If you’ve been searching for real estate in the Crested Butte area, chances are that you’ve come across a land parcel or home that seemed oddly underpriced. If so, it’s probable that you stumbled upon a deed restricted unit. I’m often asked, “What is a Crested Butte deed restricted unit, and how can I qualify?” The best way to determine if you qualify is to get in touch with the Gunnison Valley Regional Housing Authority. Generally speaking, you will need to prove that you’ve been living in the area for at least a year, and make 80% of your income within Gunnison county (and that one can be problematic for residents who are able to work online for an out of county company).
As a community, we have decided that one of the things that makes Crested Butte special is the locals that live here. And that’s the reason for deed restricted housing in the area- we don’t want to suffer the same fate as places like Aspen and Vail where most workers live down valley in other towns. That said, there are many types of deed restrictions in the valley.
Crested Butte 3% Cap

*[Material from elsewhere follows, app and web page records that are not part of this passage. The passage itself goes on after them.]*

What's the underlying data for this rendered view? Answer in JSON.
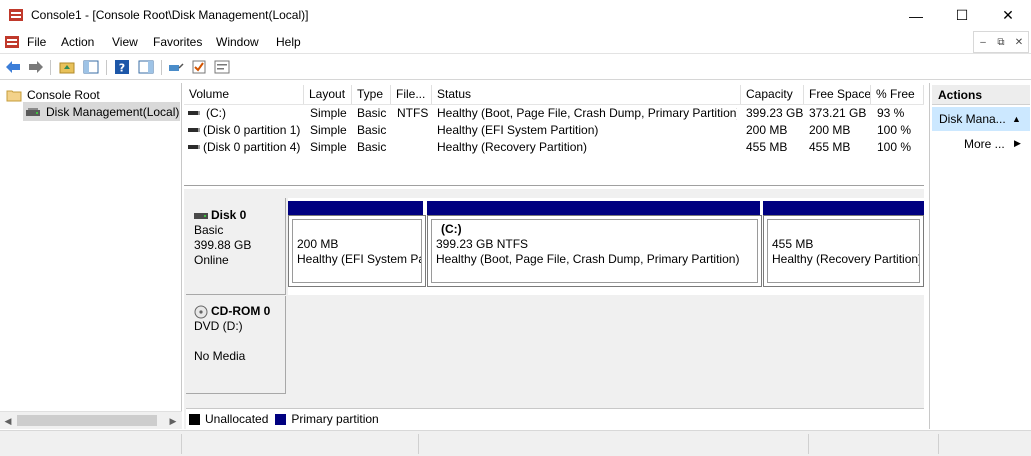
{
  "window": {
    "title": "Console1 - [Console Root\\Disk Management(Local)]"
  },
  "menu": [
    "File",
    "Action",
    "View",
    "Favorites",
    "Window",
    "Help"
  ],
  "tree": {
    "root": "Console Root",
    "child": "Disk Management(Local)"
  },
  "volumes": {
    "headers": [
      "Volume",
      "Layout",
      "Type",
      "File...",
      "Status",
      "Capacity",
      "Free Space",
      "% Free"
    ],
    "rows": [
      [
        "(C:)",
        "Simple",
        "Basic",
        "NTFS",
        "Healthy (Boot, Page File, Crash Dump, Primary Partition)",
        "399.23 GB",
        "373.21 GB",
        "93 %"
      ],
      [
        "(Disk 0 partition 1)",
        "Simple",
        "Basic",
        "",
        "Healthy (EFI System Partition)",
        "200 MB",
        "200 MB",
        "100 %"
      ],
      [
        "(Disk 0 partition 4)",
        "Simple",
        "Basic",
        "",
        "Healthy (Recovery Partition)",
        "455 MB",
        "455 MB",
        "100 %"
      ]
    ]
  },
  "disk0": {
    "name": "Disk 0",
    "type": "Basic",
    "size": "399.88 GB",
    "status": "Online",
    "partitions": [
      {
        "label": "",
        "size": "200 MB",
        "status": "Healthy (EFI System Partition)"
      },
      {
        "label": "(C:)",
        "size": "399.23 GB NTFS",
        "status": "Healthy (Boot, Page File, Crash Dump, Primary Partition)"
      },
      {
        "label": "",
        "size": "455 MB",
        "status": "Healthy (Recovery Partition)"
      }
    ]
  },
  "cdrom": {
    "name": "CD-ROM 0",
    "drive": "DVD (D:)",
    "status": "No Media"
  },
  "legend": {
    "unallocated": "Unallocated",
    "primary": "Primary partition"
  },
  "colors": {
    "primary_partition": "#000080",
    "unallocated": "#000000",
    "selection": "#cce8ff"
  },
  "actions": {
    "header": "Actions",
    "section": "Disk Mana...",
    "more": "More ..."
  }
}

Many deed restricted homes in the Crested Butte area are “capped at 3%”. What that means is that no matter what the market does, a deed restricted homeowner can only sell their property for 3% per year more than they bought it for. For example, a $100,000 home purchased today can be sold for a maximum of $103,000 next year- and only to a buyer that meets the affordable housing requirements. There are some exceptions. For instance, making improvements, such as finishing an unfinished space, can also be added to the sales price.

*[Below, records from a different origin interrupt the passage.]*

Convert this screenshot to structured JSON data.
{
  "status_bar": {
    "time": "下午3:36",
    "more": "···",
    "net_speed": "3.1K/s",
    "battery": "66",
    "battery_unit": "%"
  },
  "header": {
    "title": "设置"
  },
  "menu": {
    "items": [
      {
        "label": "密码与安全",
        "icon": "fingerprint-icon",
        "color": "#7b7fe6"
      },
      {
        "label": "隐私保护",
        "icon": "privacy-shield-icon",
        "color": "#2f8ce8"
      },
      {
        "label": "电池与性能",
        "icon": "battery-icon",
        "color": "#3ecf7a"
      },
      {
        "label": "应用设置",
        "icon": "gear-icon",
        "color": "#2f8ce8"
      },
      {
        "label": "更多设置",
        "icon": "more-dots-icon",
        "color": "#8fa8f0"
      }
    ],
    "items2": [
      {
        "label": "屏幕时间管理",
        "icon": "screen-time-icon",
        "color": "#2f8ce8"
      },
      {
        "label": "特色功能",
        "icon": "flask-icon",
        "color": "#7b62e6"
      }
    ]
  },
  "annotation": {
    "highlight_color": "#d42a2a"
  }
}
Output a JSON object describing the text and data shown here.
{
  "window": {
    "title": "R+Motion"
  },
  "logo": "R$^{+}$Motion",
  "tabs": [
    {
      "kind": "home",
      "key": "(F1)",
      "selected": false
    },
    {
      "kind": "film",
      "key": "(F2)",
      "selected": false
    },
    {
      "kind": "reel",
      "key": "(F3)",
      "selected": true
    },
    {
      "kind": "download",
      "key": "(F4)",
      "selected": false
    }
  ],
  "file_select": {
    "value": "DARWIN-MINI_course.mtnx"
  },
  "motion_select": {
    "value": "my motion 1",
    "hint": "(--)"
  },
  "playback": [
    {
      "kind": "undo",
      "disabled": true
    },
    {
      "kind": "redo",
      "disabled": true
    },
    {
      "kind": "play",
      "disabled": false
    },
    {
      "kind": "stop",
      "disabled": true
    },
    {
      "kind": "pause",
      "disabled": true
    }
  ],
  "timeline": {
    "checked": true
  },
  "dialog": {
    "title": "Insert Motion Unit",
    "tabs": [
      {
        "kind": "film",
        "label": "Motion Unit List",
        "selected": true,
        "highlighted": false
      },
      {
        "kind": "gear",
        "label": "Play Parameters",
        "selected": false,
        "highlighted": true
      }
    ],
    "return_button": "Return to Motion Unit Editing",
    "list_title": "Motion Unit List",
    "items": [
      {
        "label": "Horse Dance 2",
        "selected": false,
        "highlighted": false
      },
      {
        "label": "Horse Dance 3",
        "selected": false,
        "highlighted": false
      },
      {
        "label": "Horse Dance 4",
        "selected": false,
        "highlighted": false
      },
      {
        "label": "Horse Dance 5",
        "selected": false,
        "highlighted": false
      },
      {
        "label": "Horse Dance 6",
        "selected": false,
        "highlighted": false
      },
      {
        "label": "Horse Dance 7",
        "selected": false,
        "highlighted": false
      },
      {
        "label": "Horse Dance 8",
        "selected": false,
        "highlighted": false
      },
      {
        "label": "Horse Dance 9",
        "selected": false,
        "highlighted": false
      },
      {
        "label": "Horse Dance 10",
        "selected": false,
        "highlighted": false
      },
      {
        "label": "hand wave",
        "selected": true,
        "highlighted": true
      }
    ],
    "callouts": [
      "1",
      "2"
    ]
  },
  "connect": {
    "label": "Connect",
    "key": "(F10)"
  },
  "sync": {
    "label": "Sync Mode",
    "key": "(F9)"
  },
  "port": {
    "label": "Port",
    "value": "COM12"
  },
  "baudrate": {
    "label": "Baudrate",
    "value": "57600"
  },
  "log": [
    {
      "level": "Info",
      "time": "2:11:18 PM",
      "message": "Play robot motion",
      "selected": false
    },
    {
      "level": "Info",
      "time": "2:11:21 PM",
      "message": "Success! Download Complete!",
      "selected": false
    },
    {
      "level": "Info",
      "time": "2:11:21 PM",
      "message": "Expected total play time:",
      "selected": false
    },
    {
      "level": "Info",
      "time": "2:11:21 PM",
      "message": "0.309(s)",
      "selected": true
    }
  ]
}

Crested Butte “No Cap”
As the title suggests, this is a less restrictive deed restriction. With this restriction, the property can be sold for any price so long as the buyer meets the guidelines. “No cap” properties have sold for over $500,000 in the town of Crested Butte in the past. While this may not seem like “affordable housing”, those same homes may have been twice the price without the deed restriction.

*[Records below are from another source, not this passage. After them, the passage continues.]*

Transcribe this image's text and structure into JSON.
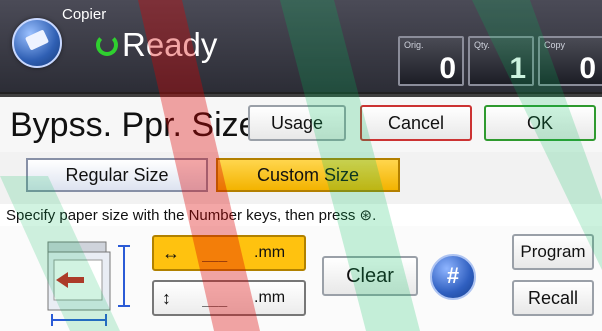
{
  "header": {
    "app_title": "Copier",
    "status": "Ready",
    "counters": [
      {
        "label": "Orig.",
        "value": "0"
      },
      {
        "label": "Qty.",
        "value": "1"
      },
      {
        "label": "Copy",
        "value": "0"
      }
    ]
  },
  "titlebar": {
    "title": "Bypss. Ppr. Size",
    "usage_label": "Usage",
    "cancel_label": "Cancel",
    "ok_label": "OK"
  },
  "tabs": {
    "regular": "Regular Size",
    "custom": "Custom Size"
  },
  "instruction": "Specify paper size with the Number keys, then press ⊛.",
  "fields": {
    "horizontal": {
      "icon": "↔",
      "value": "___",
      "unit": ".mm"
    },
    "vertical": {
      "icon": "↕",
      "value": "___",
      "unit": ".mm"
    }
  },
  "buttons": {
    "clear": "Clear",
    "hash": "#",
    "program": "Program",
    "recall": "Recall"
  },
  "colors": {
    "header_bg": "#2c2d36",
    "selected_tab": "#f3b300",
    "hash_button": "#2f5fc0",
    "ready_indicator": "#2fd02f"
  }
}
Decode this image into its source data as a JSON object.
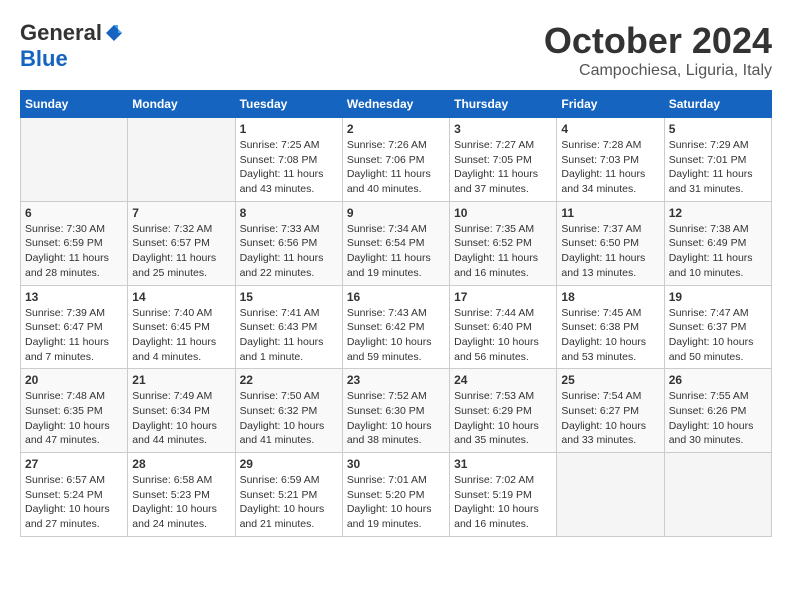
{
  "logo": {
    "general": "General",
    "blue": "Blue"
  },
  "title": "October 2024",
  "location": "Campochiesa, Liguria, Italy",
  "days_of_week": [
    "Sunday",
    "Monday",
    "Tuesday",
    "Wednesday",
    "Thursday",
    "Friday",
    "Saturday"
  ],
  "weeks": [
    [
      {
        "day": "",
        "info": ""
      },
      {
        "day": "",
        "info": ""
      },
      {
        "day": "1",
        "info": "Sunrise: 7:25 AM\nSunset: 7:08 PM\nDaylight: 11 hours and 43 minutes."
      },
      {
        "day": "2",
        "info": "Sunrise: 7:26 AM\nSunset: 7:06 PM\nDaylight: 11 hours and 40 minutes."
      },
      {
        "day": "3",
        "info": "Sunrise: 7:27 AM\nSunset: 7:05 PM\nDaylight: 11 hours and 37 minutes."
      },
      {
        "day": "4",
        "info": "Sunrise: 7:28 AM\nSunset: 7:03 PM\nDaylight: 11 hours and 34 minutes."
      },
      {
        "day": "5",
        "info": "Sunrise: 7:29 AM\nSunset: 7:01 PM\nDaylight: 11 hours and 31 minutes."
      }
    ],
    [
      {
        "day": "6",
        "info": "Sunrise: 7:30 AM\nSunset: 6:59 PM\nDaylight: 11 hours and 28 minutes."
      },
      {
        "day": "7",
        "info": "Sunrise: 7:32 AM\nSunset: 6:57 PM\nDaylight: 11 hours and 25 minutes."
      },
      {
        "day": "8",
        "info": "Sunrise: 7:33 AM\nSunset: 6:56 PM\nDaylight: 11 hours and 22 minutes."
      },
      {
        "day": "9",
        "info": "Sunrise: 7:34 AM\nSunset: 6:54 PM\nDaylight: 11 hours and 19 minutes."
      },
      {
        "day": "10",
        "info": "Sunrise: 7:35 AM\nSunset: 6:52 PM\nDaylight: 11 hours and 16 minutes."
      },
      {
        "day": "11",
        "info": "Sunrise: 7:37 AM\nSunset: 6:50 PM\nDaylight: 11 hours and 13 minutes."
      },
      {
        "day": "12",
        "info": "Sunrise: 7:38 AM\nSunset: 6:49 PM\nDaylight: 11 hours and 10 minutes."
      }
    ],
    [
      {
        "day": "13",
        "info": "Sunrise: 7:39 AM\nSunset: 6:47 PM\nDaylight: 11 hours and 7 minutes."
      },
      {
        "day": "14",
        "info": "Sunrise: 7:40 AM\nSunset: 6:45 PM\nDaylight: 11 hours and 4 minutes."
      },
      {
        "day": "15",
        "info": "Sunrise: 7:41 AM\nSunset: 6:43 PM\nDaylight: 11 hours and 1 minute."
      },
      {
        "day": "16",
        "info": "Sunrise: 7:43 AM\nSunset: 6:42 PM\nDaylight: 10 hours and 59 minutes."
      },
      {
        "day": "17",
        "info": "Sunrise: 7:44 AM\nSunset: 6:40 PM\nDaylight: 10 hours and 56 minutes."
      },
      {
        "day": "18",
        "info": "Sunrise: 7:45 AM\nSunset: 6:38 PM\nDaylight: 10 hours and 53 minutes."
      },
      {
        "day": "19",
        "info": "Sunrise: 7:47 AM\nSunset: 6:37 PM\nDaylight: 10 hours and 50 minutes."
      }
    ],
    [
      {
        "day": "20",
        "info": "Sunrise: 7:48 AM\nSunset: 6:35 PM\nDaylight: 10 hours and 47 minutes."
      },
      {
        "day": "21",
        "info": "Sunrise: 7:49 AM\nSunset: 6:34 PM\nDaylight: 10 hours and 44 minutes."
      },
      {
        "day": "22",
        "info": "Sunrise: 7:50 AM\nSunset: 6:32 PM\nDaylight: 10 hours and 41 minutes."
      },
      {
        "day": "23",
        "info": "Sunrise: 7:52 AM\nSunset: 6:30 PM\nDaylight: 10 hours and 38 minutes."
      },
      {
        "day": "24",
        "info": "Sunrise: 7:53 AM\nSunset: 6:29 PM\nDaylight: 10 hours and 35 minutes."
      },
      {
        "day": "25",
        "info": "Sunrise: 7:54 AM\nSunset: 6:27 PM\nDaylight: 10 hours and 33 minutes."
      },
      {
        "day": "26",
        "info": "Sunrise: 7:55 AM\nSunset: 6:26 PM\nDaylight: 10 hours and 30 minutes."
      }
    ],
    [
      {
        "day": "27",
        "info": "Sunrise: 6:57 AM\nSunset: 5:24 PM\nDaylight: 10 hours and 27 minutes."
      },
      {
        "day": "28",
        "info": "Sunrise: 6:58 AM\nSunset: 5:23 PM\nDaylight: 10 hours and 24 minutes."
      },
      {
        "day": "29",
        "info": "Sunrise: 6:59 AM\nSunset: 5:21 PM\nDaylight: 10 hours and 21 minutes."
      },
      {
        "day": "30",
        "info": "Sunrise: 7:01 AM\nSunset: 5:20 PM\nDaylight: 10 hours and 19 minutes."
      },
      {
        "day": "31",
        "info": "Sunrise: 7:02 AM\nSunset: 5:19 PM\nDaylight: 10 hours and 16 minutes."
      },
      {
        "day": "",
        "info": ""
      },
      {
        "day": "",
        "info": ""
      }
    ]
  ]
}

Long Term Rental Deed Restrictions
In addition to deed restrictions related to the sale of the property, other programs are intended to increase the local rental pool. When a developer completes a new project, calculations are made to determine how many new employees will be needed to work at the new development. Those calculations may mean that the developer will need to provide rental space for a portion of those employees. In some cases, the developer will provide that space within the development itself. In others, they may choose to buy real estate and place a deed restriction stating that only long term rentals are allowed at that piece of property. Any subsequent purchaser of that property will only be able to rent it long term- no short term rentals and no residing or vacationing at the property either.
Another type of restriction is often placed on accessory buildings in the town of Crested Butte. In exchange for a break on water tap fees, homeowners can have a deed restriction placed on the accessory building. Like the above scenario, this deed restriction is meant to increase the local rental pool, so no short term rentals or personal usage is allowed.
This post only skims the surface of Crested Butte deed restricted properties. Every deed restriction is different, and both buyers and sellers are strongly encouraged to understand those restrictions. Deed restricted homeowners generally cannot own other properties within Gunnison county, except vacant land with the intention of building on it in the future. Financing deed restricted properties can be a challenge, so buyers will need to shop around for a local lender willing to make a loan on a deed restricted property. Common neighborhoods with deed restricted housing include Pitchfork and Prospect Homestead in Mount Crested Butte, Paradise Park and Poverty Gulch in Crested Butte, and certain lots in Larkspur just south of town.
Interested in knowing more about buying or selling a deed restricted property in the Crested Butte area? Contact me anytime! Stay up to date on everything that’s going on in Crested Butte and the local real estate market- Sign up for newsletters!